Your objective: Extract every entry word for word. Skip the pictures.

(Data records for software interfaces)
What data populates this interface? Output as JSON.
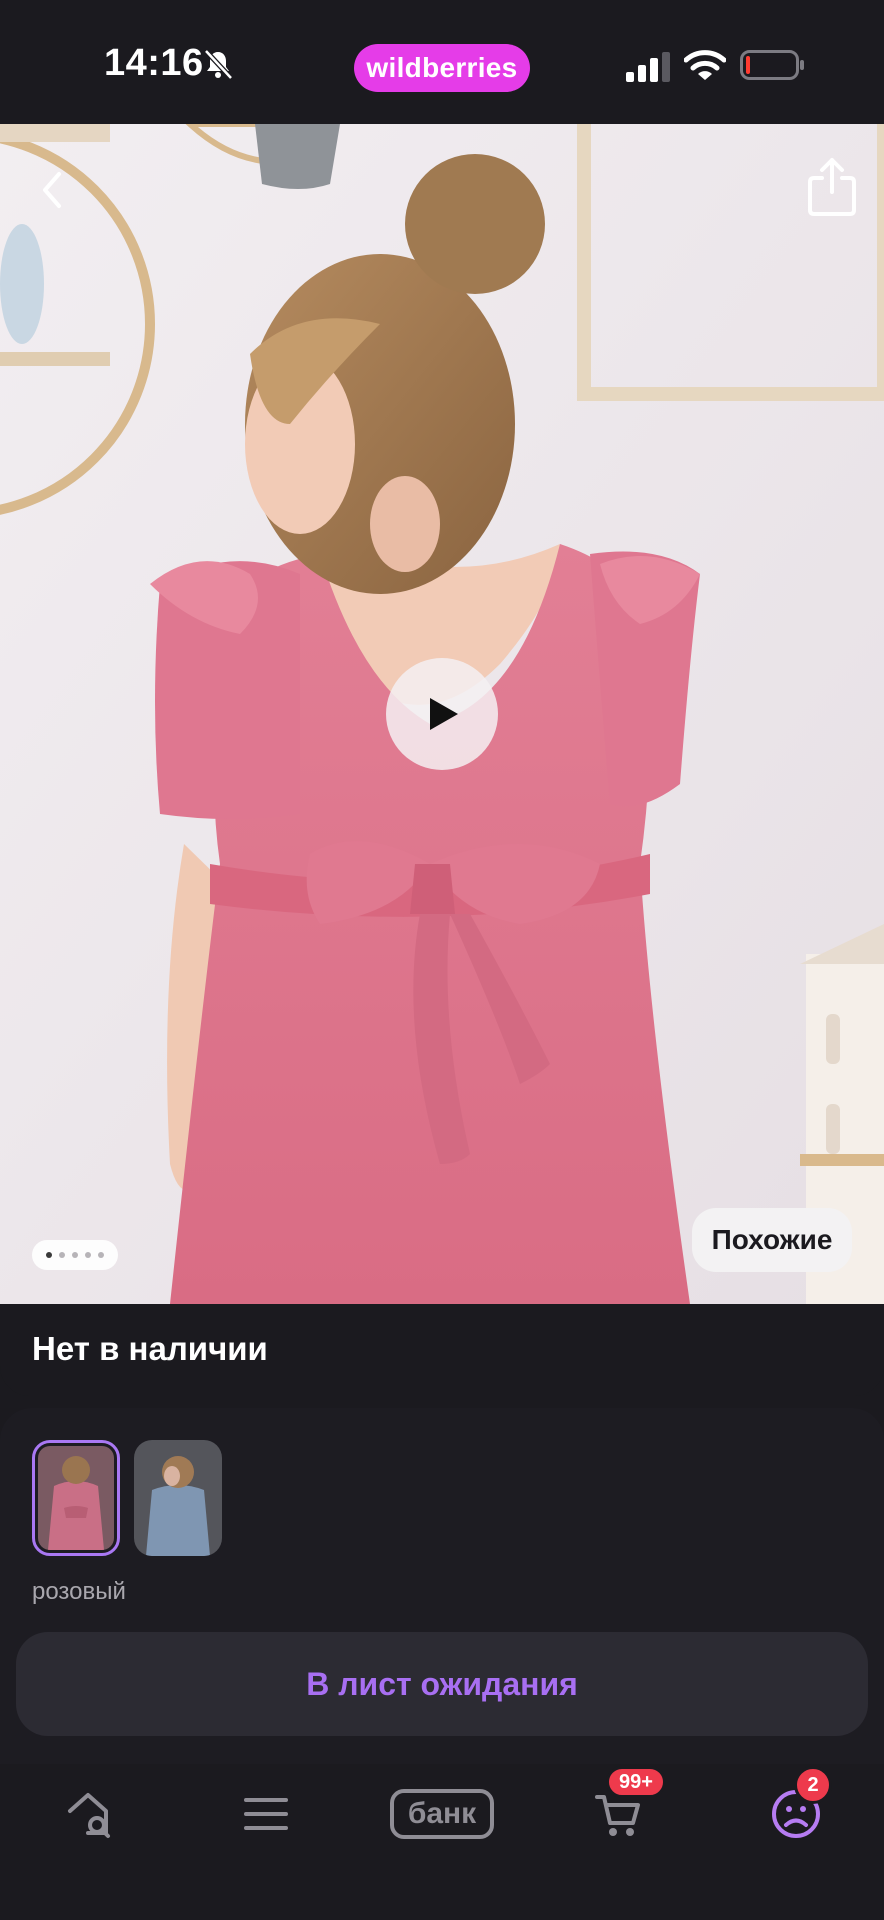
{
  "status_bar": {
    "time": "14:16",
    "brand": "wildberries",
    "icons": [
      "bell-slash-icon",
      "cellular-signal-icon",
      "wifi-icon",
      "battery-low-icon"
    ]
  },
  "hero": {
    "pager": {
      "total": 5,
      "active": 1
    },
    "similar_label": "Похожие"
  },
  "availability": {
    "label": "Нет в наличии"
  },
  "variants": {
    "color_label": "розовый",
    "thumbnails": [
      "pink-dress-thumbnail",
      "blue-dress-thumbnail"
    ]
  },
  "wait_button": {
    "label": "В лист ожидания"
  },
  "nav": {
    "bank_label": "банк",
    "cart_badge": "99+",
    "profile_badge": "2"
  },
  "colors": {
    "brand_pink": "#e53ce8",
    "accent_purple": "#a86ff2",
    "badge_red": "#ee3a4c",
    "background": "#1b1a1f"
  }
}
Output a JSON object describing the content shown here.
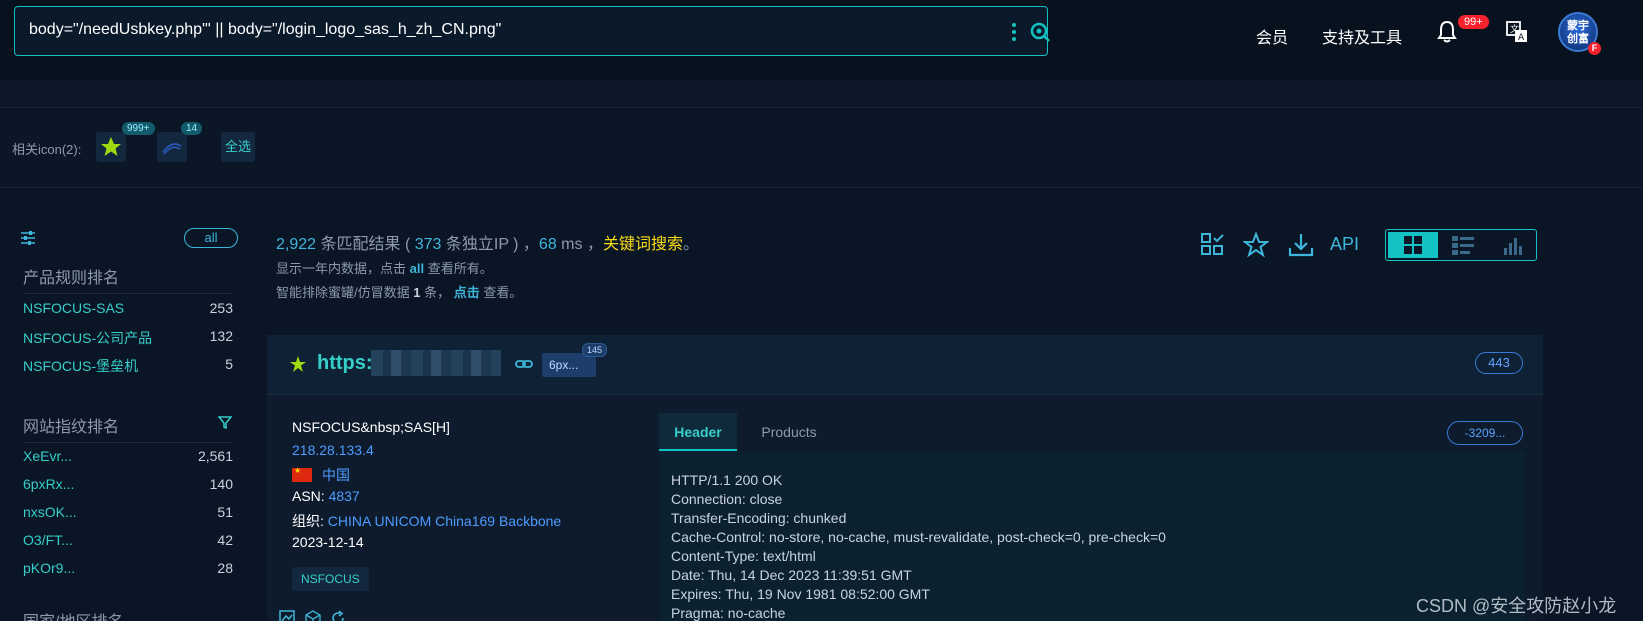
{
  "search": {
    "query": "body=\"/needUsbkey.php\"' || body=\"/login_logo_sas_h_zh_CN.png\""
  },
  "nav": {
    "member": "会员",
    "support": "支持及工具",
    "notify_badge": "99+",
    "avatar_line1": "蒙宇",
    "avatar_line2": "创富",
    "avatar_tag": "F"
  },
  "related_icons": {
    "label": "相关icon(2):",
    "icon1_count": "999+",
    "icon2_count": "14",
    "select_all": "全选"
  },
  "sidebar": {
    "all_label": "all",
    "product_title": "产品规则排名",
    "products": [
      {
        "name": "NSFOCUS-SAS",
        "count": "253"
      },
      {
        "name": "NSFOCUS-公司产品",
        "count": "132"
      },
      {
        "name": "NSFOCUS-堡垒机",
        "count": "5"
      }
    ],
    "fingerprint_title": "网站指纹排名",
    "fingerprints": [
      {
        "name": "XeEvr...",
        "count": "2,561"
      },
      {
        "name": "6pxRx...",
        "count": "140"
      },
      {
        "name": "nxsOK...",
        "count": "51"
      },
      {
        "name": "O3/FT...",
        "count": "42"
      },
      {
        "name": "pKOr9...",
        "count": "28"
      }
    ],
    "third_title": "国家/地区排名"
  },
  "results": {
    "count": "2,922",
    "count_suffix": " 条匹配结果 ( ",
    "ip_count": "373",
    "ip_suffix": " 条独立IP ) ，",
    "ms": "68",
    "ms_suffix": " ms ，",
    "keyword_search": "关键词搜索",
    "keyword_end": "。",
    "line2_prefix": "显示一年内数据，点击 ",
    "line2_all": "all",
    "line2_suffix": " 查看所有。",
    "line3_prefix": "智能排除蜜罐/仿冒数据 ",
    "line3_num": "1",
    "line3_mid": " 条， ",
    "line3_click": "点击",
    "line3_suffix": " 查看。",
    "api_label": "API"
  },
  "card": {
    "url": "https:",
    "chip_label": "6px...",
    "chip_count": "145",
    "port": "443",
    "title_line": "NSFOCUS&nbsp;SAS[H]",
    "ip": "218.28.133.4",
    "country": "中国",
    "asn_label": "ASN: ",
    "asn": "4837",
    "org_label": "组织: ",
    "org": "CHINA UNICOM China169 Backbone",
    "date": "2023-12-14",
    "tag": "NSFOCUS",
    "tab_header": "Header",
    "tab_products": "Products",
    "hash": "-3209...",
    "headers": [
      "HTTP/1.1 200 OK",
      "Connection: close",
      "Transfer-Encoding: chunked",
      "Cache-Control: no-store, no-cache, must-revalidate, post-check=0, pre-check=0",
      "Content-Type: text/html",
      "Date: Thu, 14 Dec 2023 11:39:51 GMT",
      "Expires: Thu, 19 Nov 1981 08:52:00 GMT",
      "Pragma: no-cache"
    ]
  },
  "watermark": "CSDN @安全攻防赵小龙",
  "colors": {
    "accent": "#13c2c2",
    "link": "#4d9cff",
    "keyword": "#fadb14",
    "badge": "#f5222d"
  }
}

Result below:
What data populates this interface? Output as JSON.
{
  "status_bar": {
    "time": "14:16",
    "brand": "wildberries",
    "icons": [
      "bell-slash-icon",
      "cellular-signal-icon",
      "wifi-icon",
      "battery-low-icon"
    ]
  },
  "hero": {
    "pager": {
      "total": 5,
      "active": 1
    },
    "similar_label": "Похожие"
  },
  "availability": {
    "label": "Нет в наличии"
  },
  "variants": {
    "color_label": "розовый",
    "thumbnails": [
      "pink-dress-thumbnail",
      "blue-dress-thumbnail"
    ]
  },
  "wait_button": {
    "label": "В лист ожидания"
  },
  "nav": {
    "bank_label": "банк",
    "cart_badge": "99+",
    "profile_badge": "2"
  },
  "colors": {
    "brand_pink": "#e53ce8",
    "accent_purple": "#a86ff2",
    "badge_red": "#ee3a4c",
    "background": "#1b1a1f"
  }
}
Output a JSON object describing the content shown here.
{
  "search": {
    "query": "body=\"/needUsbkey.php\"' || body=\"/login_logo_sas_h_zh_CN.png\""
  },
  "nav": {
    "member": "会员",
    "support": "支持及工具",
    "notify_badge": "99+",
    "avatar_line1": "蒙宇",
    "avatar_line2": "创富",
    "avatar_tag": "F"
  },
  "related_icons": {
    "label": "相关icon(2):",
    "icon1_count": "999+",
    "icon2_count": "14",
    "select_all": "全选"
  },
  "sidebar": {
    "all_label": "all",
    "product_title": "产品规则排名",
    "products": [
      {
        "name": "NSFOCUS-SAS",
        "count": "253"
      },
      {
        "name": "NSFOCUS-公司产品",
        "count": "132"
      },
      {
        "name": "NSFOCUS-堡垒机",
        "count": "5"
      }
    ],
    "fingerprint_title": "网站指纹排名",
    "fingerprints": [
      {
        "name": "XeEvr...",
        "count": "2,561"
      },
      {
        "name": "6pxRx...",
        "count": "140"
      },
      {
        "name": "nxsOK...",
        "count": "51"
      },
      {
        "name": "O3/FT...",
        "count": "42"
      },
      {
        "name": "pKOr9...",
        "count": "28"
      }
    ],
    "third_title": "国家/地区排名"
  },
  "results": {
    "count": "2,922",
    "count_suffix": " 条匹配结果 ( ",
    "ip_count": "373",
    "ip_suffix": " 条独立IP ) ，",
    "ms": "68",
    "ms_suffix": " ms ，",
    "keyword_search": "关键词搜索",
    "keyword_end": "。",
    "line2_prefix": "显示一年内数据，点击 ",
    "line2_all": "all",
    "line2_suffix": " 查看所有。",
    "line3_prefix": "智能排除蜜罐/仿冒数据 ",
    "line3_num": "1",
    "line3_mid": " 条， ",
    "line3_click": "点击",
    "line3_suffix": " 查看。",
    "api_label": "API"
  },
  "card": {
    "url": "https:",
    "chip_label": "6px...",
    "chip_count": "145",
    "port": "443",
    "title_line": "NSFOCUS&nbsp;SAS[H]",
    "ip": "218.28.133.4",
    "country": "中国",
    "asn_label": "ASN: ",
    "asn": "4837",
    "org_label": "组织: ",
    "org": "CHINA UNICOM China169 Backbone",
    "date": "2023-12-14",
    "tag": "NSFOCUS",
    "tab_header": "Header",
    "tab_products": "Products",
    "hash": "-3209...",
    "headers": [
      "HTTP/1.1 200 OK",
      "Connection: close",
      "Transfer-Encoding: chunked",
      "Cache-Control: no-store, no-cache, must-revalidate, post-check=0, pre-check=0",
      "Content-Type: text/html",
      "Date: Thu, 14 Dec 2023 11:39:51 GMT",
      "Expires: Thu, 19 Nov 1981 08:52:00 GMT",
      "Pragma: no-cache"
    ]
  },
  "watermark": "CSDN @安全攻防赵小龙",
  "colors": {
    "accent": "#13c2c2",
    "link": "#4d9cff",
    "keyword": "#fadb14",
    "badge": "#f5222d"
  }
}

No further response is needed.